About this task :: Output the full listing again without altering anything.

Data provided ::
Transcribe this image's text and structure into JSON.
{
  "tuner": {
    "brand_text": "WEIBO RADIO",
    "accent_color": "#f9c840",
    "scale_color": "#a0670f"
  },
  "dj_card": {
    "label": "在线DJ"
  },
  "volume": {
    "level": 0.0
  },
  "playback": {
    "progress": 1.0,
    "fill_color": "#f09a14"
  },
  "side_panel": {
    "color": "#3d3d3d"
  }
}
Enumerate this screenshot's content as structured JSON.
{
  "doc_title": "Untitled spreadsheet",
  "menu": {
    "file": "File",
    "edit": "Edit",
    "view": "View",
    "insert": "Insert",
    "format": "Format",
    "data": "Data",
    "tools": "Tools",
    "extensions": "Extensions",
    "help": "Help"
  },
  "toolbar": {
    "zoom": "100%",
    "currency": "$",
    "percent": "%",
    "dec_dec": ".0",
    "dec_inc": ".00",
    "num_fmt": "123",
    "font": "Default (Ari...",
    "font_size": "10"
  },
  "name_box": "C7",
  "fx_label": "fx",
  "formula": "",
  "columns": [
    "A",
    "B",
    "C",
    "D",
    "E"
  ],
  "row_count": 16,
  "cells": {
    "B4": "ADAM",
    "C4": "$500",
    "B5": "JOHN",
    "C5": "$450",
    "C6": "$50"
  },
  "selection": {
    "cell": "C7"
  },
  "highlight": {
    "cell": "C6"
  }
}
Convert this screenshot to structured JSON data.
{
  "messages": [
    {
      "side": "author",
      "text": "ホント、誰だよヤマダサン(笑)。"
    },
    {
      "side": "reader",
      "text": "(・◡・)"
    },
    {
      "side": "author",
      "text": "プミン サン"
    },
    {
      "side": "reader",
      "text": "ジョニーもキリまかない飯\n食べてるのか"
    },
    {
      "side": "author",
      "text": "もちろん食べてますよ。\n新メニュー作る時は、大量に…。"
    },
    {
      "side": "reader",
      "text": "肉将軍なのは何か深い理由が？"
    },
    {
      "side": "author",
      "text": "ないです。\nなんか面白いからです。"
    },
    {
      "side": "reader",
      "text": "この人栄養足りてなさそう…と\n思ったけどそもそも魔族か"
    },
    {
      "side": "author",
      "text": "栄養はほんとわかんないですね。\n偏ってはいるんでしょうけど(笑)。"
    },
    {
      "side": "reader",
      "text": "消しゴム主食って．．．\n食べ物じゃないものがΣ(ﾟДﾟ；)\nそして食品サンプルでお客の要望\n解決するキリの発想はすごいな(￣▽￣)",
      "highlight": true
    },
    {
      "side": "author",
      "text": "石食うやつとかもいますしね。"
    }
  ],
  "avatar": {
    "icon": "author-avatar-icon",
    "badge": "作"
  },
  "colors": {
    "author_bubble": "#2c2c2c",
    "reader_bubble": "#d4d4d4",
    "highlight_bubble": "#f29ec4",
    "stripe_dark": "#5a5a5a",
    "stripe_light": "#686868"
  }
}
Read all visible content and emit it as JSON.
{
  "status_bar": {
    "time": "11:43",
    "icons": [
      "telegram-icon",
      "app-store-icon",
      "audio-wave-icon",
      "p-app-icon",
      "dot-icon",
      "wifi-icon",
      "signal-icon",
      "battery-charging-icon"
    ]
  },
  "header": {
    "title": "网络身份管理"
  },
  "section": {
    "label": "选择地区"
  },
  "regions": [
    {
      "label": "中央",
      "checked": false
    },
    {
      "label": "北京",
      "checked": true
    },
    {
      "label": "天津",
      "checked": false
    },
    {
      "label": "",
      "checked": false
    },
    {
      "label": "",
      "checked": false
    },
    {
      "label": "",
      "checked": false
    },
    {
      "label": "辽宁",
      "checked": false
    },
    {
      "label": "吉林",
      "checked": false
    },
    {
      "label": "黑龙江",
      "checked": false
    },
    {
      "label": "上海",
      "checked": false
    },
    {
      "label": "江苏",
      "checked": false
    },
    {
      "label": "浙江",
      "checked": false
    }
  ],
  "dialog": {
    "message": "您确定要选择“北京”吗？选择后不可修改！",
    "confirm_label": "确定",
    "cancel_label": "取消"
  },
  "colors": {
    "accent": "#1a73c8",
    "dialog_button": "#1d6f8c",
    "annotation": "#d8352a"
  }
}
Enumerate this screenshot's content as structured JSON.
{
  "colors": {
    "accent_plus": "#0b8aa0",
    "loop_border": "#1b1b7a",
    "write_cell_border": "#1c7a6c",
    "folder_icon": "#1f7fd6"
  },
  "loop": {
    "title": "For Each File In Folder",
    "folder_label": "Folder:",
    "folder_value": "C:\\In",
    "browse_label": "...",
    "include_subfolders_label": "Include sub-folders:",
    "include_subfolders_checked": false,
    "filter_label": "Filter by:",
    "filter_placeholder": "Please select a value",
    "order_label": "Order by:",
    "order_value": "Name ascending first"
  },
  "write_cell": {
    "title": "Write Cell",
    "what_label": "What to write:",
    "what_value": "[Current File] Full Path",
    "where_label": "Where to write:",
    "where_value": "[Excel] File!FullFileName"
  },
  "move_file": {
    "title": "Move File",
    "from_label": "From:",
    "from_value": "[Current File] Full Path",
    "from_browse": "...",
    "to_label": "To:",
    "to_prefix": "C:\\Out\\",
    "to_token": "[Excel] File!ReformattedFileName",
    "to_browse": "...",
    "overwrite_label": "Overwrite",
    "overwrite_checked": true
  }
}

Task response ::
Transcribe this image's text and structure into JSON.
{
  "tuner": {
    "brand_text": "WEIBO RADIO",
    "accent_color": "#f9c840",
    "scale_color": "#a0670f"
  },
  "dj_card": {
    "label": "在线DJ"
  },
  "volume": {
    "level": 0.0
  },
  "playback": {
    "progress": 1.0,
    "fill_color": "#f09a14"
  },
  "side_panel": {
    "color": "#3d3d3d"
  }
}
Enumerate this screenshot's content as structured JSON.
{
  "doc_title": "Untitled spreadsheet",
  "menu": {
    "file": "File",
    "edit": "Edit",
    "view": "View",
    "insert": "Insert",
    "format": "Format",
    "data": "Data",
    "tools": "Tools",
    "extensions": "Extensions",
    "help": "Help"
  },
  "toolbar": {
    "zoom": "100%",
    "currency": "$",
    "percent": "%",
    "dec_dec": ".0",
    "dec_inc": ".00",
    "num_fmt": "123",
    "font": "Default (Ari...",
    "font_size": "10"
  },
  "name_box": "C7",
  "fx_label": "fx",
  "formula": "",
  "columns": [
    "A",
    "B",
    "C",
    "D",
    "E"
  ],
  "row_count": 16,
  "cells": {
    "B4": "ADAM",
    "C4": "$500",
    "B5": "JOHN",
    "C5": "$450",
    "C6": "$50"
  },
  "selection": {
    "cell": "C7"
  },
  "highlight": {
    "cell": "C6"
  }
}
Convert this screenshot to structured JSON data.
{
  "messages": [
    {
      "side": "author",
      "text": "ホント、誰だよヤマダサン(笑)。"
    },
    {
      "side": "reader",
      "text": "(・◡・)"
    },
    {
      "side": "author",
      "text": "プミン サン"
    },
    {
      "side": "reader",
      "text": "ジョニーもキリまかない飯\n食べてるのか"
    },
    {
      "side": "author",
      "text": "もちろん食べてますよ。\n新メニュー作る時は、大量に…。"
    },
    {
      "side": "reader",
      "text": "肉将軍なのは何か深い理由が？"
    },
    {
      "side": "author",
      "text": "ないです。\nなんか面白いからです。"
    },
    {
      "side": "reader",
      "text": "この人栄養足りてなさそう…と\n思ったけどそもそも魔族か"
    },
    {
      "side": "author",
      "text": "栄養はほんとわかんないですね。\n偏ってはいるんでしょうけど(笑)。"
    },
    {
      "side": "reader",
      "text": "消しゴム主食って．．．\n食べ物じゃないものがΣ(ﾟДﾟ；)\nそして食品サンプルでお客の要望\n解決するキリの発想はすごいな(￣▽￣)",
      "highlight": true
    },
    {
      "side": "author",
      "text": "石食うやつとかもいますしね。"
    }
  ],
  "avatar": {
    "icon": "author-avatar-icon",
    "badge": "作"
  },
  "colors": {
    "author_bubble": "#2c2c2c",
    "reader_bubble": "#d4d4d4",
    "highlight_bubble": "#f29ec4",
    "stripe_dark": "#5a5a5a",
    "stripe_light": "#686868"
  }
}
Read all visible content and emit it as JSON.
{
  "status_bar": {
    "time": "11:43",
    "icons": [
      "telegram-icon",
      "app-store-icon",
      "audio-wave-icon",
      "p-app-icon",
      "dot-icon",
      "wifi-icon",
      "signal-icon",
      "battery-charging-icon"
    ]
  },
  "header": {
    "title": "网络身份管理"
  },
  "section": {
    "label": "选择地区"
  },
  "regions": [
    {
      "label": "中央",
      "checked": false
    },
    {
      "label": "北京",
      "checked": true
    },
    {
      "label": "天津",
      "checked": false
    },
    {
      "label": "",
      "checked": false
    },
    {
      "label": "",
      "checked": false
    },
    {
      "label": "",
      "checked": false
    },
    {
      "label": "辽宁",
      "checked": false
    },
    {
      "label": "吉林",
      "checked": false
    },
    {
      "label": "黑龙江",
      "checked": false
    },
    {
      "label": "上海",
      "checked": false
    },
    {
      "label": "江苏",
      "checked": false
    },
    {
      "label": "浙江",
      "checked": false
    }
  ],
  "dialog": {
    "message": "您确定要选择“北京”吗？选择后不可修改！",
    "confirm_label": "确定",
    "cancel_label": "取消"
  },
  "colors": {
    "accent": "#1a73c8",
    "dialog_button": "#1d6f8c",
    "annotation": "#d8352a"
  }
}
Enumerate this screenshot's content as structured JSON.
{
  "colors": {
    "accent_plus": "#0b8aa0",
    "loop_border": "#1b1b7a",
    "write_cell_border": "#1c7a6c",
    "folder_icon": "#1f7fd6"
  },
  "loop": {
    "title": "For Each File In Folder",
    "folder_label": "Folder:",
    "folder_value": "C:\\In",
    "browse_label": "...",
    "include_subfolders_label": "Include sub-folders:",
    "include_subfolders_checked": false,
    "filter_label": "Filter by:",
    "filter_placeholder": "Please select a value",
    "order_label": "Order by:",
    "order_value": "Name ascending first"
  },
  "write_cell": {
    "title": "Write Cell",
    "what_label": "What to write:",
    "what_value": "[Current File] Full Path",
    "where_label": "Where to write:",
    "where_value": "[Excel] File!FullFileName"
  },
  "move_file": {
    "title": "Move File",
    "from_label": "From:",
    "from_value": "[Current File] Full Path",
    "from_browse": "...",
    "to_label": "To:",
    "to_prefix": "C:\\Out\\",
    "to_token": "[Excel] File!ReformattedFileName",
    "to_browse": "...",
    "overwrite_label": "Overwrite",
    "overwrite_checked": true
  }
}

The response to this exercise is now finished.